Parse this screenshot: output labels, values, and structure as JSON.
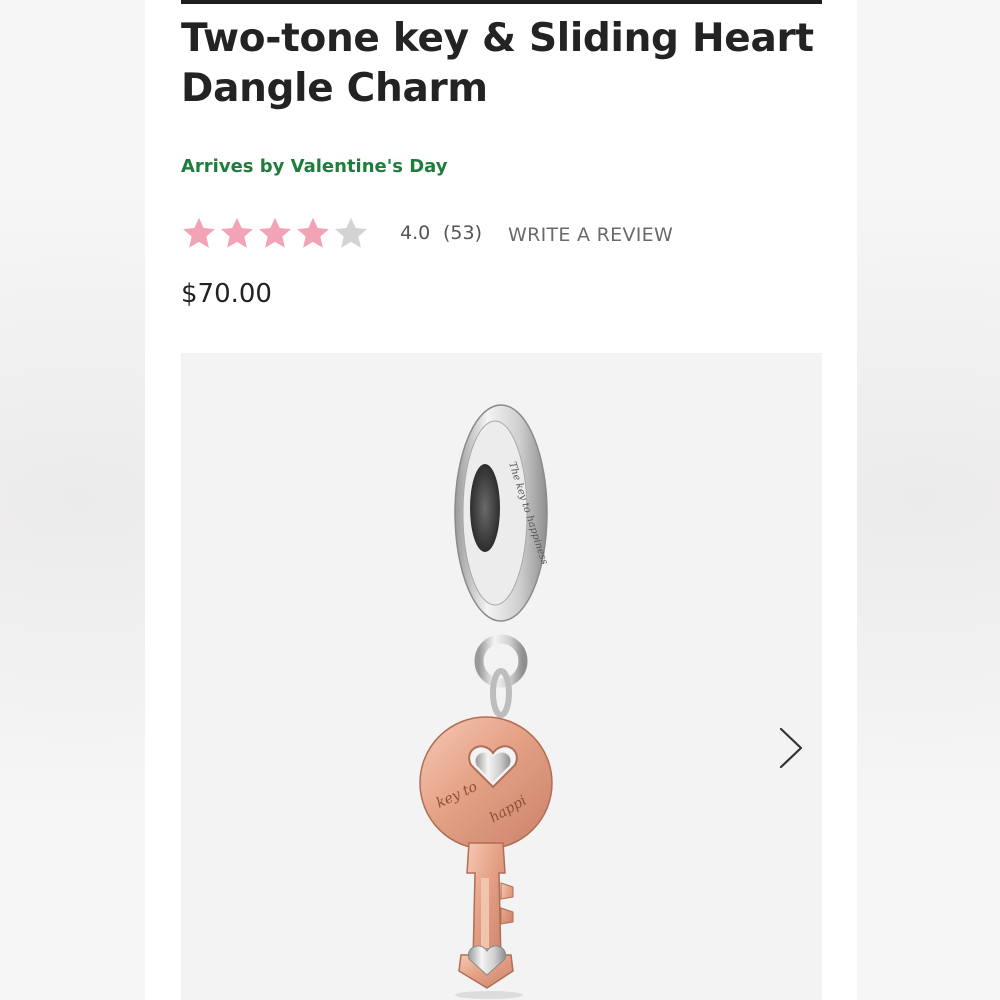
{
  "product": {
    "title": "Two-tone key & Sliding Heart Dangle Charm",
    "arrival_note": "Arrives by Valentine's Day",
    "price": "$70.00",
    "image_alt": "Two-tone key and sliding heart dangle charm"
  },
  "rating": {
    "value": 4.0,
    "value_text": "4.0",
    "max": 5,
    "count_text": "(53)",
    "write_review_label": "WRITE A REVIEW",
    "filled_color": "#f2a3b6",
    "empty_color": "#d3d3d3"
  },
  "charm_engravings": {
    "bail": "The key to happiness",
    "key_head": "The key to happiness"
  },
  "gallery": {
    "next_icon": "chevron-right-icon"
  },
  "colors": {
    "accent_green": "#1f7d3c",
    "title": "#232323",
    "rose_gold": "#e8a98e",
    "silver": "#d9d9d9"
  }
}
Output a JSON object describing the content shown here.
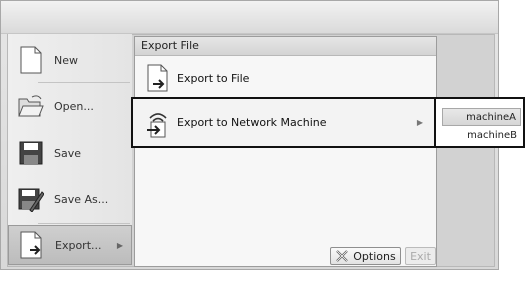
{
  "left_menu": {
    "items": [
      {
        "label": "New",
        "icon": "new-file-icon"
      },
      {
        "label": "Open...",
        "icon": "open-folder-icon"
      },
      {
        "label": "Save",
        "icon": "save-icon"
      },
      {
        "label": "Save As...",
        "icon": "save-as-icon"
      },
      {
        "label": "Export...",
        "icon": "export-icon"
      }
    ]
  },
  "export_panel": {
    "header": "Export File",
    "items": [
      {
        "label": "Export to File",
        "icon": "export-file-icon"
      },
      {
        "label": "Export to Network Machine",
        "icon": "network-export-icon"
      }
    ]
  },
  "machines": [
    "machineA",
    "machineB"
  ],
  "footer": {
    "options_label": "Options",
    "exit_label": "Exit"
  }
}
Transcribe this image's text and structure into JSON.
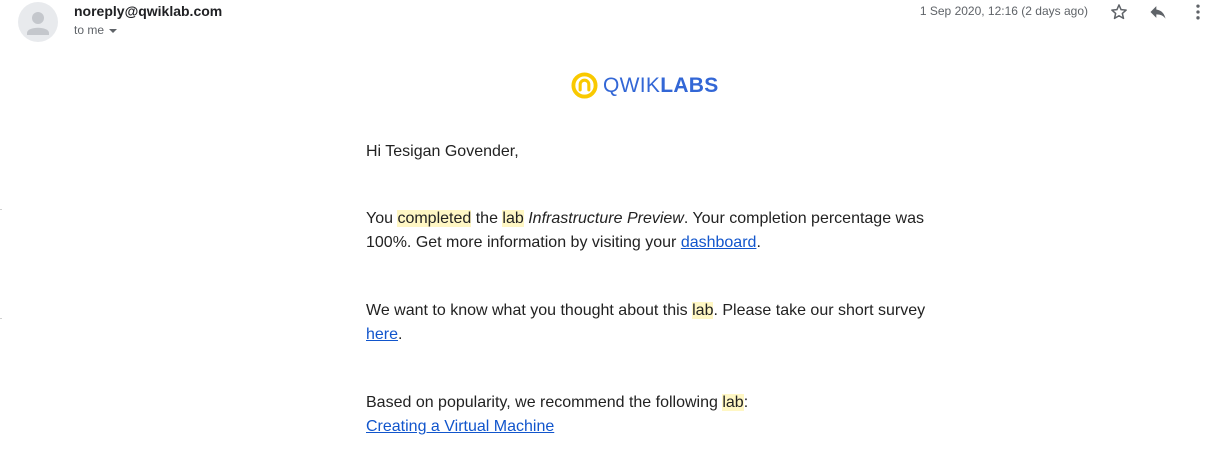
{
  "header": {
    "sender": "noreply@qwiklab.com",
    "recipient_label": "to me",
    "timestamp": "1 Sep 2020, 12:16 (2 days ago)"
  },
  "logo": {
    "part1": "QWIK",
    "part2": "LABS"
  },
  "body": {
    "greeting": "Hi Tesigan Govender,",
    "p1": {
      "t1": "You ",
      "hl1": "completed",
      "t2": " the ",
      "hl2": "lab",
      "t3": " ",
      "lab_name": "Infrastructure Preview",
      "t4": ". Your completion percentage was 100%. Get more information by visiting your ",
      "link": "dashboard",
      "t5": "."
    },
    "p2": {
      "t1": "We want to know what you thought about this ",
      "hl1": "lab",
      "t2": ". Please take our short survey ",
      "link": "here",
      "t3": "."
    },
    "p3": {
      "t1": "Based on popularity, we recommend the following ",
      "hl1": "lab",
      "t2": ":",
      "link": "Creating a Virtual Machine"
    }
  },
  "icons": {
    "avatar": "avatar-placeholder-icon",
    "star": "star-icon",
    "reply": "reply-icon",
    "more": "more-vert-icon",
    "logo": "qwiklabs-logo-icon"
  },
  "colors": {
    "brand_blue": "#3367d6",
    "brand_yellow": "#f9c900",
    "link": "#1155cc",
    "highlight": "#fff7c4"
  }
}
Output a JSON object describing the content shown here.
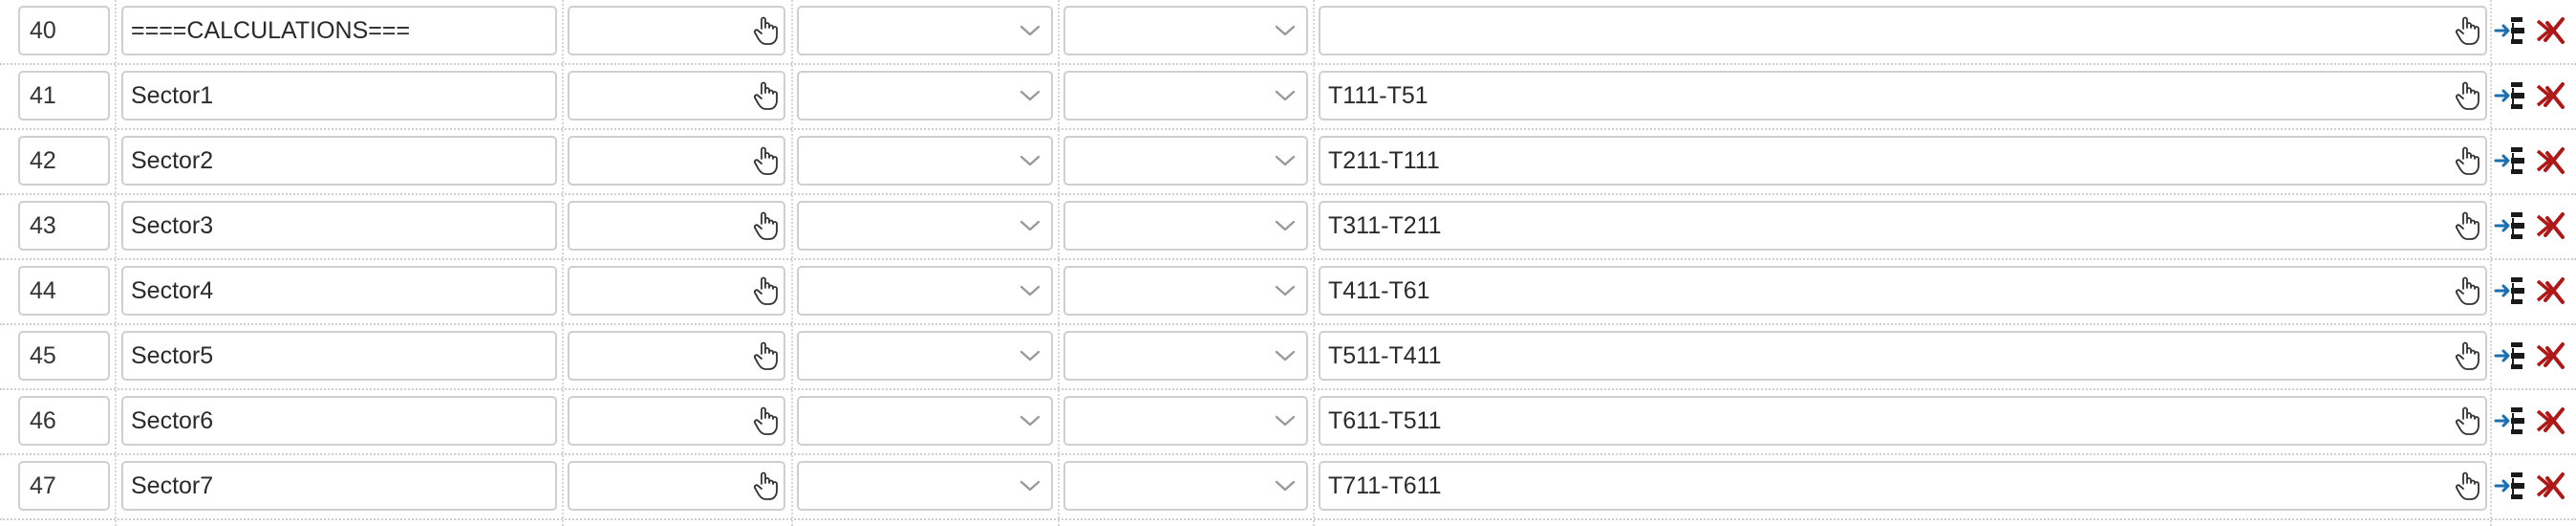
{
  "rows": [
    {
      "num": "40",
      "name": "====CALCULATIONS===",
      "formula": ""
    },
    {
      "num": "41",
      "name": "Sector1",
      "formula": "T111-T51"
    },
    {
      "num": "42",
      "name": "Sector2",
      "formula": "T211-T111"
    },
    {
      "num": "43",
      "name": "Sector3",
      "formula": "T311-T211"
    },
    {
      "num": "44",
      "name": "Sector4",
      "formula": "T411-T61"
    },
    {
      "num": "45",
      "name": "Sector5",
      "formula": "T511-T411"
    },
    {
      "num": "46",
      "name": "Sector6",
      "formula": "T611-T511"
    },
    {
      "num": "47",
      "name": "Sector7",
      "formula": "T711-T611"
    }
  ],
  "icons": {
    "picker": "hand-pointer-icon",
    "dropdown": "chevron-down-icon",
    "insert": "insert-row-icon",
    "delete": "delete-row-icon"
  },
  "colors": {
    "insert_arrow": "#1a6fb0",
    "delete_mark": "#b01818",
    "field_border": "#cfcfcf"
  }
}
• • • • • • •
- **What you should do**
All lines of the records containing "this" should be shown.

- **Expected output**
Parse this screenshot: output labels, values, and structure as JSON.
Transcribe this image's text and structure into JSON.
      "t1": "We want to know what you thought about this ",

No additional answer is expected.